### INSTRUCTIONS TO FOLLOW:
Check each line of the records below for the word "JSON" and give the number of lines that have it, with nothing added.
+++ DATA FOR REVIEW +++
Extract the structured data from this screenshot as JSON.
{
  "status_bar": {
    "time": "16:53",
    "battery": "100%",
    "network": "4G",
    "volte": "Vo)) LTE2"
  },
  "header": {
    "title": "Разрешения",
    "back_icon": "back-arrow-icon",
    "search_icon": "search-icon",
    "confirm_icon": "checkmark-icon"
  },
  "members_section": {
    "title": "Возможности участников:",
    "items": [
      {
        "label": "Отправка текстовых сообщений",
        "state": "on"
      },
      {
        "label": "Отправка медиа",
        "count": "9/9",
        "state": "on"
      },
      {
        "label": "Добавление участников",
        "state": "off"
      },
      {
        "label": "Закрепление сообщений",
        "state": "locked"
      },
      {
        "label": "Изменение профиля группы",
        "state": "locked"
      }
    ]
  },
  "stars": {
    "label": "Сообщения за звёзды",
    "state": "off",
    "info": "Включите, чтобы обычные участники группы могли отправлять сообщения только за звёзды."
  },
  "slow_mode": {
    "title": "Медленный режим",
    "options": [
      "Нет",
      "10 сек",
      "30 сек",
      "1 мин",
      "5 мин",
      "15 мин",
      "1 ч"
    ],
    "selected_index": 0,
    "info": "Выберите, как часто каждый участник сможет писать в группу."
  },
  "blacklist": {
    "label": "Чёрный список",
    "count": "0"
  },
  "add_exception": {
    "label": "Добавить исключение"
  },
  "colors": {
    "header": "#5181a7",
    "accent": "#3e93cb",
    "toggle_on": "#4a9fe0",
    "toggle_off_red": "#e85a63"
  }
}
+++
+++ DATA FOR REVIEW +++
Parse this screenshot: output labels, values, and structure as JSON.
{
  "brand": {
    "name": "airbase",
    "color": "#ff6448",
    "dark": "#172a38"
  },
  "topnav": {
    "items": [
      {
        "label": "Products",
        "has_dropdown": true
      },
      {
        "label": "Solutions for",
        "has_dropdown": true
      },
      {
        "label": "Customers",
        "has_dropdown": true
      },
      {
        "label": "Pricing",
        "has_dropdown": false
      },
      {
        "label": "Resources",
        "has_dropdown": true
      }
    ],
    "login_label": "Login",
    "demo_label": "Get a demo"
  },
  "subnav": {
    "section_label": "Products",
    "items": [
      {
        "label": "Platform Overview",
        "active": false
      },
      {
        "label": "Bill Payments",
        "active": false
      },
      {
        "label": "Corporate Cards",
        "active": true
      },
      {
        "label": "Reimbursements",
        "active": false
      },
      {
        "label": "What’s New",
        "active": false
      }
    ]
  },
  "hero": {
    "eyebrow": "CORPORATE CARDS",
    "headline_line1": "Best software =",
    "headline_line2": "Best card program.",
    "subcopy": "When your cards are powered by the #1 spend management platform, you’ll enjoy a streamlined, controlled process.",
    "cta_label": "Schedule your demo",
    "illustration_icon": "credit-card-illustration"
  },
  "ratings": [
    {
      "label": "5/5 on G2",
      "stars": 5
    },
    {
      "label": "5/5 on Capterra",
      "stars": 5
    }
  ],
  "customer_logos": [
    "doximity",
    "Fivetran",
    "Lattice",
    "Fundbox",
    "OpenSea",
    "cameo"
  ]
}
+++
### ANSWER TO THIS PROBLEM:
2